Playa de los Lances, Tarifa, Costa de la Luz
Islands, Costas and Beaches
Calla Romantica, Mallorca, Balearic Islands
Located in just off the coast of Catalonia and a 45-minute flight from Barcelona, the Balearic island group – especially Majorca (aka Mallorca) and Minorca – have been one of Europe’s most popular sun ‘n’ sand holiday destinations for years. They are cheap to get to via package deals, enjoy a superb Mediterranean climate with plenty of sun and host some of the Mediterranean’s best beaches.
However, the Balearic Islands have more to offer than just price-friendly beach life. From spectacular landscapes for nature lovers and hikers (Majorca), historic Spanish towns, museums and archeological sights for culture vultures (Minorca) to wild nightlife for wild things (Ibiza), the Balearics cover most holiday bases in more style than the mainland.
North-east Mediterranean coast, Costa Brava
Platja de la Barceloneta, Barcelona, Costa Brava. Photo by Sergi Larripa.
Extending north from Barcelona to the French/Spanish border, the rocky Costa Brava comprises a number of small towns with delightful sandy coves and diminuitive beaches but with few traditionally huge stretches of sand except for Barcelona’s sizeable stretch of beaches. Although there are few untouched beaches here the Costa Brava still has a wilderness ambience in places.
Our choice of best beaches on Costa Brava: Platja de Castell, a small, unspoilt, white sand beach surrounded mainly by nature with just the right number of services; Barceloneta for a decent beach with fantastic aprés-swim environment.
Central-east Mediterranean coast, Costa Dorada
Cala Fonda, a clothing-optional nudist beach just east of Tarragona, Costa Daurada. Photo by Irene Aliaga
Stretching south from the border of Barcelona (which is not included) to Tarragona (included), Catalonia, the Costa Dorada (aka Daurada) enjoys 150 miles of golden sand beaches, hence its name the ‘Gold Coast’.
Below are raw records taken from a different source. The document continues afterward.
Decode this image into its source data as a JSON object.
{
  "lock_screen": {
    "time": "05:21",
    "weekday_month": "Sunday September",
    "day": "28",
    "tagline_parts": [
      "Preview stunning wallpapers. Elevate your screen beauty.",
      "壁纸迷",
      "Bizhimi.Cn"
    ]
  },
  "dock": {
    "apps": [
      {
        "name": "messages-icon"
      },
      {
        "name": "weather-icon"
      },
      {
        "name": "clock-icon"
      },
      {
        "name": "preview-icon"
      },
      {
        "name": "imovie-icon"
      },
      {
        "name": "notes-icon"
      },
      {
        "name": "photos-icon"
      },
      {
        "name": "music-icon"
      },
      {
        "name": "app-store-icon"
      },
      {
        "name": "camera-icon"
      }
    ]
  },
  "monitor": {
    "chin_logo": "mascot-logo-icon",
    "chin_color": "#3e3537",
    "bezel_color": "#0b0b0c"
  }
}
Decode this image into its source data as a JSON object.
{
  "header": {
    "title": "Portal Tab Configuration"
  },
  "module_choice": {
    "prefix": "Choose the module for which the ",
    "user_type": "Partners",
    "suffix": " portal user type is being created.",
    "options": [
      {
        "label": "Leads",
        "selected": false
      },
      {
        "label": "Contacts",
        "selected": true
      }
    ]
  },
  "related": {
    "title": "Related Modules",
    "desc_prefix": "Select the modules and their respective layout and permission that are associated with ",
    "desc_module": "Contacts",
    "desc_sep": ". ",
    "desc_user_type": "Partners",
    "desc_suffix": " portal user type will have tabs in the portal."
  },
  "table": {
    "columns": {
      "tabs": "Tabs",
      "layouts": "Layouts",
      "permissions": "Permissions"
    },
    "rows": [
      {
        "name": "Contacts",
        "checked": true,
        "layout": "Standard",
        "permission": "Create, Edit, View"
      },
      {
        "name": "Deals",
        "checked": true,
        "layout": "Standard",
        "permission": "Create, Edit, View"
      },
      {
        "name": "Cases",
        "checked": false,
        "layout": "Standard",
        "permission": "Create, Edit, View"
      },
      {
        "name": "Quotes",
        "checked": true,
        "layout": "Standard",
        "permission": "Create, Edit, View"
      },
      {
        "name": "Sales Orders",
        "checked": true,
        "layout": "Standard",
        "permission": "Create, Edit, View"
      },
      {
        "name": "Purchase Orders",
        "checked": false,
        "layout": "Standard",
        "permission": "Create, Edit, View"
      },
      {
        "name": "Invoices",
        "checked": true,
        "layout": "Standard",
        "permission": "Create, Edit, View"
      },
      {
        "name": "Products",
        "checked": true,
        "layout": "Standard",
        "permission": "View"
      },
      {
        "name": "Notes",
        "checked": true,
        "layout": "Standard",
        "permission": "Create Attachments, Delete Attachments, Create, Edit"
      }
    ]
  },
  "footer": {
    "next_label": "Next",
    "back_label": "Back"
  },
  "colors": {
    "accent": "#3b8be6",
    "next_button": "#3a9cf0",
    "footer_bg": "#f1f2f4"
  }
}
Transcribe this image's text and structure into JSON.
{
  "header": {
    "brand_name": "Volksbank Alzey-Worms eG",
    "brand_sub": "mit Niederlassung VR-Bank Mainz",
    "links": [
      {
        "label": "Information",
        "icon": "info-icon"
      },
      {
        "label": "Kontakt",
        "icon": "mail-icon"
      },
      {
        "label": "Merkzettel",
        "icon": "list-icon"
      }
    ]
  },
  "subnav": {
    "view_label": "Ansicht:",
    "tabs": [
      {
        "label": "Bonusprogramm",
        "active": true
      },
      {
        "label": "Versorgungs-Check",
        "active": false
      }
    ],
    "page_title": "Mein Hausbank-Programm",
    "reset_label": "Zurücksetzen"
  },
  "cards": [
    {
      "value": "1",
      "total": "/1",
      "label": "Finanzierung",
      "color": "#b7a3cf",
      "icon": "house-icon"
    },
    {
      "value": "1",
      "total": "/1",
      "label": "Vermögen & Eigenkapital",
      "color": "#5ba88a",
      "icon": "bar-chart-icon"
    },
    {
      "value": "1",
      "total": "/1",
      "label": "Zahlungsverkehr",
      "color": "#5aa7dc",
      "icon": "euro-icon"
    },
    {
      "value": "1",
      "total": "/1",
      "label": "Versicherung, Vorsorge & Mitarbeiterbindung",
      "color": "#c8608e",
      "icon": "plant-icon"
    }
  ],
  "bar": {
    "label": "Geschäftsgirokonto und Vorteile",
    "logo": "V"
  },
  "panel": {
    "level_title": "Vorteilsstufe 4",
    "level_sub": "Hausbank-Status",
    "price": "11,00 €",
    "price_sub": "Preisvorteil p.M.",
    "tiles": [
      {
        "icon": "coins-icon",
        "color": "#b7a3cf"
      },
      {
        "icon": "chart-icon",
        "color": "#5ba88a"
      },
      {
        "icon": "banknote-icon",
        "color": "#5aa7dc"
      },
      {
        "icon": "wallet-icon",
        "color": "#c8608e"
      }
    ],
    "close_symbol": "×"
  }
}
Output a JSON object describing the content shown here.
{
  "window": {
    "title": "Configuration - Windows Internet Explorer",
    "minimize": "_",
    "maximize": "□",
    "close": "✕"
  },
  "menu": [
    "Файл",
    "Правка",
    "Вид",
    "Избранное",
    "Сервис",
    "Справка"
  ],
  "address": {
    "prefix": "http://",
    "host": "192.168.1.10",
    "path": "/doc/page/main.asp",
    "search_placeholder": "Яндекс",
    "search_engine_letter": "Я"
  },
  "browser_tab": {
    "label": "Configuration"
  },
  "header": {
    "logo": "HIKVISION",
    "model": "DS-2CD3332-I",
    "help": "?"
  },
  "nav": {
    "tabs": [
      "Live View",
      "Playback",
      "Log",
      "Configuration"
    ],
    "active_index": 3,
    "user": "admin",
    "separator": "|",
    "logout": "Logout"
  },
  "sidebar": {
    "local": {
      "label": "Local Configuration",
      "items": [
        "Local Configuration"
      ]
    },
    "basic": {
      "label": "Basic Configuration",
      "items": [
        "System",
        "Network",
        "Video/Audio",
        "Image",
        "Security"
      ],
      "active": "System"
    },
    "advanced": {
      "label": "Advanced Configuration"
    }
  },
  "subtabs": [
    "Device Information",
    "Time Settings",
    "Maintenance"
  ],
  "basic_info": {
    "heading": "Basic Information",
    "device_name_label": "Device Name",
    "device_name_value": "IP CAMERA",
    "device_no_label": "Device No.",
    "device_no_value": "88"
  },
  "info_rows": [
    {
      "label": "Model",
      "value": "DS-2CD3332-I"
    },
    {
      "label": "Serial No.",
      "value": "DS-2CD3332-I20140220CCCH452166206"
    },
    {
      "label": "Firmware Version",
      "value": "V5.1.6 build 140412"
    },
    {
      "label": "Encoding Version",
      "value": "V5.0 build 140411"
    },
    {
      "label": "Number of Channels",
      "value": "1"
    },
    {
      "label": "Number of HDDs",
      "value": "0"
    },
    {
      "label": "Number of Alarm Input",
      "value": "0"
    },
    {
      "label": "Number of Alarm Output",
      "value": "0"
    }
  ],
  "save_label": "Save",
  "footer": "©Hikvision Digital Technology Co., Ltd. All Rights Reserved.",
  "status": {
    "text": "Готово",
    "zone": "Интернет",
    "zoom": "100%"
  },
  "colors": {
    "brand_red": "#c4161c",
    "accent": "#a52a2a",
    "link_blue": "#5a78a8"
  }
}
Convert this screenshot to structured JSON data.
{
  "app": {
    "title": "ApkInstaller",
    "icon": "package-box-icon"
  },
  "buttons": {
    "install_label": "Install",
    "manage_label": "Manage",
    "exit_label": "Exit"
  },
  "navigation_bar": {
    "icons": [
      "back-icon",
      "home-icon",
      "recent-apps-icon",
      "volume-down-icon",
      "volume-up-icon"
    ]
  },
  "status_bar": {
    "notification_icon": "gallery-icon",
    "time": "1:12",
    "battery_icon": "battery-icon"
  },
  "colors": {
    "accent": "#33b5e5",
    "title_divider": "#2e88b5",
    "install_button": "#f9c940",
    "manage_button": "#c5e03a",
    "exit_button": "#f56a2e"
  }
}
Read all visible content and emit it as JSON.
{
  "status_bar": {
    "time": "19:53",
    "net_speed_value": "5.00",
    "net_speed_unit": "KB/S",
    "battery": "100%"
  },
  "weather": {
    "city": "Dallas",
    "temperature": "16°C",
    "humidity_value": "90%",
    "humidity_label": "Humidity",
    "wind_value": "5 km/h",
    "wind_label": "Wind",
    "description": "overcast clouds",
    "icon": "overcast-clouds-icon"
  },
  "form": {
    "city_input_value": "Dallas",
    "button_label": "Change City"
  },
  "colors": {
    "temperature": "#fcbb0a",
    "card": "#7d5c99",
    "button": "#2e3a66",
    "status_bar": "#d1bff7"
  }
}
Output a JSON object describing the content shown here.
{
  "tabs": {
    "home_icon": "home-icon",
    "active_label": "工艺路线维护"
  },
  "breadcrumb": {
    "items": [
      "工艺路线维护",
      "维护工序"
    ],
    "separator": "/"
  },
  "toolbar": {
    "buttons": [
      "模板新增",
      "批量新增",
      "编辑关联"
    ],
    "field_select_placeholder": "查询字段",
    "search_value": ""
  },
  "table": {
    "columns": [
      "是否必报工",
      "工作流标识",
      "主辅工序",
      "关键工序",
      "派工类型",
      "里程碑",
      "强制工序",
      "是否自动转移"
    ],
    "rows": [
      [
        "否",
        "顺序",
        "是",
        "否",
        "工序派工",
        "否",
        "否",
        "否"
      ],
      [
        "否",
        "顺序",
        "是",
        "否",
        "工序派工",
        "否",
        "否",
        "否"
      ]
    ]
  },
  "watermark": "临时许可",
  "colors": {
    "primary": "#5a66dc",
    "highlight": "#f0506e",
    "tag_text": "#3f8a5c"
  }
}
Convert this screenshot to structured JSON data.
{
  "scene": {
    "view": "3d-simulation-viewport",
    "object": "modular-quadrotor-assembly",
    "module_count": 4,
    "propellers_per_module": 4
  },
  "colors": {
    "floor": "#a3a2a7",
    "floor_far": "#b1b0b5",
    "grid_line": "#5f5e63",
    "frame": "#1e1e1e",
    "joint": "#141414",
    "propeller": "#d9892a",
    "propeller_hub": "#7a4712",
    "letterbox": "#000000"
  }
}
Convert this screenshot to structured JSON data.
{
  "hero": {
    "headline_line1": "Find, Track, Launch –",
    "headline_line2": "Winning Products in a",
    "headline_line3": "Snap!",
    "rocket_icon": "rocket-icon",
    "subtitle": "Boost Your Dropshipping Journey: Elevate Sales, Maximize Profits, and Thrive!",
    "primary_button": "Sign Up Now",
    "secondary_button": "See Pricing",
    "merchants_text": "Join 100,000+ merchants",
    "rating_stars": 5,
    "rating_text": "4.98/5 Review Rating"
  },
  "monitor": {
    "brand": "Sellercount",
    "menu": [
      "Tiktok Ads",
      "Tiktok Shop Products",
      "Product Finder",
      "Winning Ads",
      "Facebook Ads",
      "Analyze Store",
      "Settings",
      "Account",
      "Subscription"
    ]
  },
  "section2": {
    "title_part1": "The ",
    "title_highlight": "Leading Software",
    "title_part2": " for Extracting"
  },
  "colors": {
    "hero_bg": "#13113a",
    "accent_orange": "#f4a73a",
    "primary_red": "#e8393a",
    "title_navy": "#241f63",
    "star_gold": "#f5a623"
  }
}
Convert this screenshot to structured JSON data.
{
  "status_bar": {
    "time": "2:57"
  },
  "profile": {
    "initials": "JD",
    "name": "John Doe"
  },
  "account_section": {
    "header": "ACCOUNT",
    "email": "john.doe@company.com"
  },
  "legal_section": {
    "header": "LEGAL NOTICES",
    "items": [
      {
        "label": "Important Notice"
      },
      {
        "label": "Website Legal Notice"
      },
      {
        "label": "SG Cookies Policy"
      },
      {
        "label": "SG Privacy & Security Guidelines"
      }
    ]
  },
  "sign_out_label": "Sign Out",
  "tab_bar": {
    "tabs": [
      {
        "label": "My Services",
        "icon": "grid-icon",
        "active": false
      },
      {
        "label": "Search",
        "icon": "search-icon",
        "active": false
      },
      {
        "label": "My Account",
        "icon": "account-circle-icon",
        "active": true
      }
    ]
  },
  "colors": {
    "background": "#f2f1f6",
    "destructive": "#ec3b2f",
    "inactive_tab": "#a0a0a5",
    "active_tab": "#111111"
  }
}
This Costa’s most popular beaches are found in Sitges (just south of Barcelona), La Pineda, Salou, Cambrils and Tarragona. Tarragona also offers the culturally interested sun-seeker a crop of Roman ruins and UNESCO World Heritage Site while kids may be more interested in PortAventura theme park that encompasses a ‘Costa Caribe Aqua Park’ and is the most popular theme park in Spain.
South-east Mediterranean coast, Costa del Sol
Cabopino beach, Marbella. Photo by Olaf Tausch.
Along 160 km of Spain‘s south east coast the Costa del Sol is the country’s primo sun and sand destination and embraces the popular beach resorts of Torremolinos, Malaga, Estepona, Nerja, Casares and Fuengirola, as well as Marbella.
The beaches of the Costa del Sol, protected from northerly winds by the Sierra Blanca mountains, offer extensive, soft, but frequently muddy-brown (aka golden by marketing fluff) sands rinsed by warm Mediterranean waters.
In addition, visitors to this particular Costa have easy access to Andalusia’s stunning inland tourist attractions such as Seville, Granada and Cordoba, and traditional white-washed, hill-top villages. This combination of glorious sand and glittering sights is a winner, enticing huge numbers of travellers throughout the year.
Our choice of best beaches on Costa del Sol: Nerja’s two beaches Calahonda and Burriana; Marbella‘s convenient cluster by the town centre such as Playa de la Venus; Malaga for large, well-managed beaches and low-cost living in a real Spanish city.